##### Data in this exercise #####

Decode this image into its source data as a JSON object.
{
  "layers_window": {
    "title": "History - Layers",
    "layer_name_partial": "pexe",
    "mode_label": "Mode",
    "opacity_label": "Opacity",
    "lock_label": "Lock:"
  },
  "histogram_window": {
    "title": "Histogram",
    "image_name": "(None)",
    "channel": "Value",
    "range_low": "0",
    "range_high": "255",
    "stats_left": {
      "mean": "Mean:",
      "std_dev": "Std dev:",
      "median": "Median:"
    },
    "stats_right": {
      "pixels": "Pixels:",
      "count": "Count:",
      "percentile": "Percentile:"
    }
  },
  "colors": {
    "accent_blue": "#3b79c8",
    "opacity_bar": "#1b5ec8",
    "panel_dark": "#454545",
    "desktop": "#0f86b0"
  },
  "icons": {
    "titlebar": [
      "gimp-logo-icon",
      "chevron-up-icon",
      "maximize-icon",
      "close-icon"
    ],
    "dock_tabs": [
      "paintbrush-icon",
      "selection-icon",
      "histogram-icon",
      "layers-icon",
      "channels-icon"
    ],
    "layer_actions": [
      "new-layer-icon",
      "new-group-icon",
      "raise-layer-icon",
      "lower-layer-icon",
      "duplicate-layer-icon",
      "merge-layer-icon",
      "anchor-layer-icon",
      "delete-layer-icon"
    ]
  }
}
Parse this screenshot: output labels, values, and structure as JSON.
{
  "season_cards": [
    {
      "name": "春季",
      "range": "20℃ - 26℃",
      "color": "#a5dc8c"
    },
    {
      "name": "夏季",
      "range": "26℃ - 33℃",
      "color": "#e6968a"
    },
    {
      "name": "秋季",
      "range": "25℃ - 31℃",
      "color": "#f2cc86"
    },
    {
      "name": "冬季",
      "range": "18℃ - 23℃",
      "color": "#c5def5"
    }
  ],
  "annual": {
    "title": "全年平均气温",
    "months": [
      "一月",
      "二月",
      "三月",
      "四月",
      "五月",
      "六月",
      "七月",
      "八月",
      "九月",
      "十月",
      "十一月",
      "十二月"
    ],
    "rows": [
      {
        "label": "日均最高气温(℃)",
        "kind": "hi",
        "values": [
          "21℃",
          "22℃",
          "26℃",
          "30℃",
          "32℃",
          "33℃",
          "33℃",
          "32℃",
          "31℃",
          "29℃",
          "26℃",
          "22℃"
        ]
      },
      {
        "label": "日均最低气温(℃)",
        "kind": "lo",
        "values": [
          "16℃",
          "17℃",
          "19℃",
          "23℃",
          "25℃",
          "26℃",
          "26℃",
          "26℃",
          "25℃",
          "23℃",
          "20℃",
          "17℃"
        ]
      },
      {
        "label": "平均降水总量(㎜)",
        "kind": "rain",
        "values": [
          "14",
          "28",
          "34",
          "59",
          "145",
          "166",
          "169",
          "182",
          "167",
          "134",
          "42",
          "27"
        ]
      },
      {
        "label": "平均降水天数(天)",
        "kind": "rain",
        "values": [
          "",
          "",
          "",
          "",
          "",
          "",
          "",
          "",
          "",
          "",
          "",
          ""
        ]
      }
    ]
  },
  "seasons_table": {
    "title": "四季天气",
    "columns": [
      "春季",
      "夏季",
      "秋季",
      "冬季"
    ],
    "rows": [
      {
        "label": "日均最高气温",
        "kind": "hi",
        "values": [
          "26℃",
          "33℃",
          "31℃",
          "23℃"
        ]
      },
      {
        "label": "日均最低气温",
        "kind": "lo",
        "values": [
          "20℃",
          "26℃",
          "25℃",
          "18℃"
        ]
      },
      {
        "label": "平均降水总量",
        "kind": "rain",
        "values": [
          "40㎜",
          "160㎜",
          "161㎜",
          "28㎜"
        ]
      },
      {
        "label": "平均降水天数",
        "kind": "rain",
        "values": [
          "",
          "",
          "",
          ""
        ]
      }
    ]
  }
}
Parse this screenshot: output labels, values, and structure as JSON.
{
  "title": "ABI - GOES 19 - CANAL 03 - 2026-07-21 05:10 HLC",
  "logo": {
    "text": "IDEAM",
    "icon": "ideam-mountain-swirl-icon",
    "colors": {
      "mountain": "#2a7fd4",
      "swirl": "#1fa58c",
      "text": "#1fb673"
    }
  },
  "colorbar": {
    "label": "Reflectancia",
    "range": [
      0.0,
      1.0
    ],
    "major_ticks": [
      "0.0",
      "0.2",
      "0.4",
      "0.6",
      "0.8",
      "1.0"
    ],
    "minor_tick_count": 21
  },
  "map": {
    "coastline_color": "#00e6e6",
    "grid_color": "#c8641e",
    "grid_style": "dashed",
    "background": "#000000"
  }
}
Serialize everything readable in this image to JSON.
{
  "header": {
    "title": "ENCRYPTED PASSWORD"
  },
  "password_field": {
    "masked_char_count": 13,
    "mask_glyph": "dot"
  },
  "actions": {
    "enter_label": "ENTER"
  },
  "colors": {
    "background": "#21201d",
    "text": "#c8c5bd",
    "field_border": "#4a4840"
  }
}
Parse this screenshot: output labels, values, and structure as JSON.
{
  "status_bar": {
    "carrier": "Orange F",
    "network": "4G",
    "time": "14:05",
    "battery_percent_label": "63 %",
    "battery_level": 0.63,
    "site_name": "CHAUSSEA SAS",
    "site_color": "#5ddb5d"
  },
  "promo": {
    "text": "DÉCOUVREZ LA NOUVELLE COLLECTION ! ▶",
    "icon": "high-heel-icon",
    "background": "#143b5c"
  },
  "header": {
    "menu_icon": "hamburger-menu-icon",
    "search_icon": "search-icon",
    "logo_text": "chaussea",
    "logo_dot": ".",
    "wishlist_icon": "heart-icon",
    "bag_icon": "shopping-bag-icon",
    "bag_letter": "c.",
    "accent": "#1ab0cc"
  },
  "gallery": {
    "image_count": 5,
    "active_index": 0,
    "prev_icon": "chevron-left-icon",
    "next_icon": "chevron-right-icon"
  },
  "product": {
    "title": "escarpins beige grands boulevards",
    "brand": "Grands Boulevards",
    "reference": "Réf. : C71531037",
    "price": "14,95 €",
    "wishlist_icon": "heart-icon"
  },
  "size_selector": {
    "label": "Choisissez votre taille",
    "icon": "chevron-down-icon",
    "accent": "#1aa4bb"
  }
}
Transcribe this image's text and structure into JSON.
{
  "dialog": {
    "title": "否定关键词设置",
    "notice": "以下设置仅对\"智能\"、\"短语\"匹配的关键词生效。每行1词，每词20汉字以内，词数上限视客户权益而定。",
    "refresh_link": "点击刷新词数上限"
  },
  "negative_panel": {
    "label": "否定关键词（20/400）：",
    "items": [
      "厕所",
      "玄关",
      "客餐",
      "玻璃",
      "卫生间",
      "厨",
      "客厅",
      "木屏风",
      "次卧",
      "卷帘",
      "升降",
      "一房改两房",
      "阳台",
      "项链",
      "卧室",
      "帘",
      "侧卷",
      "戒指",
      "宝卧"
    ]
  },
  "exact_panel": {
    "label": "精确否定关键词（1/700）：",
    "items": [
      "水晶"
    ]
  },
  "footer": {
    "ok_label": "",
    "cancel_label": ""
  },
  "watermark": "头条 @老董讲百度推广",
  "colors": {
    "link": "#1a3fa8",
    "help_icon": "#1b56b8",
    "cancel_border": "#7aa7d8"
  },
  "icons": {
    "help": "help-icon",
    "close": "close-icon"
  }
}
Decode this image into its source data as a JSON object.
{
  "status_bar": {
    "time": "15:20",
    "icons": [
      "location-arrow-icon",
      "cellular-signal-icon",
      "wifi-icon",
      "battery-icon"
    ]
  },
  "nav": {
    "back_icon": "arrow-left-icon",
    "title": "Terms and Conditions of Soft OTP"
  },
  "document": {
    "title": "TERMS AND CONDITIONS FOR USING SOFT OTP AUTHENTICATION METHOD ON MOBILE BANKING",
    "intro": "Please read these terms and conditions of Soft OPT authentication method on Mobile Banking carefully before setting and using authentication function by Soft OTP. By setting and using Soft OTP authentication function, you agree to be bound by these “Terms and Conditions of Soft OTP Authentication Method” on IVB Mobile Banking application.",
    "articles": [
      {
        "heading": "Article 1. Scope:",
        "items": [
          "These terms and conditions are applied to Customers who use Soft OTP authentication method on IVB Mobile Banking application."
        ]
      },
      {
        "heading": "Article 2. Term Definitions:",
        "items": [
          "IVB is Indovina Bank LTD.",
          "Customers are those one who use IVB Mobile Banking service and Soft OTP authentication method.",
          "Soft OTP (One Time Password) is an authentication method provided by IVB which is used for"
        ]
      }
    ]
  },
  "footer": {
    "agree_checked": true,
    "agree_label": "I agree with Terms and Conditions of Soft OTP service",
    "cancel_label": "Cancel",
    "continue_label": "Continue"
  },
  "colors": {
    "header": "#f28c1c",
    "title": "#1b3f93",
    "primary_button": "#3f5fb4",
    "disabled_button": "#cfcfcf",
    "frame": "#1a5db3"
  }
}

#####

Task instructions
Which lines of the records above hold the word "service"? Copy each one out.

Solution to the problem
          "Customers are those one who use IVB Mobile Banking service and Soft OTP authentication method.",
    "agree_label": "I agree with Terms and Conditions of Soft OTP service",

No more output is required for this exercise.